“Paradise (Not For Me)” continues from here, and confirms the downbeat, thoughtful feel of the concluding part of this record, perhaps more melancholic than any previous Madonna album. But it sounds curiously dated to my ears – the sound is quite specifically mid-90s. “Gone” is the ideal conclusion, confirming the reflectiveness which is the most “uncommercial” thing about this record, rather than the much-vaunted “strangeness” of the mostly quite ordinary production. Timeless and classicist in a very good sense (perhaps because the sound is quite classicist, therefore lacking the distinct air of the recent past of the track that comes before), and it’s quite beautiful. Will Madonna always be here? Might she disappear, even retire? How will she sustain ageing? What and where will be she be at 50 or 60? Questions unanswered for the moment, and “Gone” gives us no clear answers, all for the better. Rather it has us wondering “where next?”, and if that “where next?” applies to Madonna herself rather than her music, it’s a reflection of her significance and importance.

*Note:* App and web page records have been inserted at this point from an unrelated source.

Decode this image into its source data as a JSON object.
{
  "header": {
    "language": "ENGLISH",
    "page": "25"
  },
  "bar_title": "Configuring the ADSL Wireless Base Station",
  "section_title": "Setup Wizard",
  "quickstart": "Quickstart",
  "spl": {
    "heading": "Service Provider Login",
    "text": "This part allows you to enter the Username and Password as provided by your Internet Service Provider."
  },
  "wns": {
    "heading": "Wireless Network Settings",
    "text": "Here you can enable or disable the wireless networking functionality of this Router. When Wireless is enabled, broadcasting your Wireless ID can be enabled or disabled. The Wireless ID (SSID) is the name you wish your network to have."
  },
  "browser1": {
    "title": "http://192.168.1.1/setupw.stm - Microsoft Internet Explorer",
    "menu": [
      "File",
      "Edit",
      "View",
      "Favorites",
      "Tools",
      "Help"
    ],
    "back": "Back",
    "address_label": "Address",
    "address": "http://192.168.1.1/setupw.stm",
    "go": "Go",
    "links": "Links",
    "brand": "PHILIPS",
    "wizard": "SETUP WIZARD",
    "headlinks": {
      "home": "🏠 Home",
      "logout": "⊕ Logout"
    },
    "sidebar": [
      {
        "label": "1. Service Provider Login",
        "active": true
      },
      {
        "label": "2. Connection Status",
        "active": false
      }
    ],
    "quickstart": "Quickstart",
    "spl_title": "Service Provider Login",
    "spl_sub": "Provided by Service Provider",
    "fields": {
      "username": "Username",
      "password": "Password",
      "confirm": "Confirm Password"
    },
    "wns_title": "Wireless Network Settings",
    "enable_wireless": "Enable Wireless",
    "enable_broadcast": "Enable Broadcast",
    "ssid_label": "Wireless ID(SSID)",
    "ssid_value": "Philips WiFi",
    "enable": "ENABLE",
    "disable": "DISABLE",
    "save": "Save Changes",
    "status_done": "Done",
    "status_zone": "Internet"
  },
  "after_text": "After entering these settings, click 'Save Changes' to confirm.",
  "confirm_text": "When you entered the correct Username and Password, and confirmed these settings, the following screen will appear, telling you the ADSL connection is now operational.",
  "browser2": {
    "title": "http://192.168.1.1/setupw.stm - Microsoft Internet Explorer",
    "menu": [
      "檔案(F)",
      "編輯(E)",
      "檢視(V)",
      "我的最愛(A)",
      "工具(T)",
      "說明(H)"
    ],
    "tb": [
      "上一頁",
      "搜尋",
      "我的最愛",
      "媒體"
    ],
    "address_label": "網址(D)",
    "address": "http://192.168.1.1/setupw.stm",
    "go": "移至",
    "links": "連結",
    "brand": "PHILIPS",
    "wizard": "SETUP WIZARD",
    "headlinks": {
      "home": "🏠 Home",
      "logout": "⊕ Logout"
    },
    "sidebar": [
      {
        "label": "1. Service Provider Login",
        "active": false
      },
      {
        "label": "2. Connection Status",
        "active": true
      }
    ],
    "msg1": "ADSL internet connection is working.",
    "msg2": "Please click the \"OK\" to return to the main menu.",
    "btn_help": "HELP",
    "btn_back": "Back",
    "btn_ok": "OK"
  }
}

I’m only reviewing “American Pie” along with the album out of a sense of duty (admittedly, I’ve never described it before and have wanted to since release), because it’s clearly nothing to do with the album onto which it’s been inelegantly tacked on in the UK (though not the US). I couldn’t believe myself loving it on release, the way its enticing arrangement and, perhaps most importantly, its distance from the place and time that originally lapped it up, along with all its worst implications (the cynical, depressed America of the early 70s) made me love a song I’ve hated as long as I can remember, as though something wonderful was lurking beneath its hideous disguise all the time (I still can’t quite believe that anything was, but am increasingly coming to feel that, beneath Don Maclean’s odious nostalgia and hatred of any complexity, edginess or uncertainty entering pop music, there was always a decent song). It’s totally unconnected to “Music”, but it can only be described as a miracle of a single.

And as for “Music” itself? All Madonna albums have fillers; there is one embarrassing track here, three that are pretty uninspired, one already familiar, three very good, and two I’m unsure of. Fairly par for the course, but this is perhaps the first record where she’s introduced regret and melancholia as the key themes, specifically in the second half, without tugging on your heartstrings or going MOR. She may still sink into mediocrity from time to time, but her fascination is still great, and this album is all the better for the lack of certainties and the open-ended questions it leaves.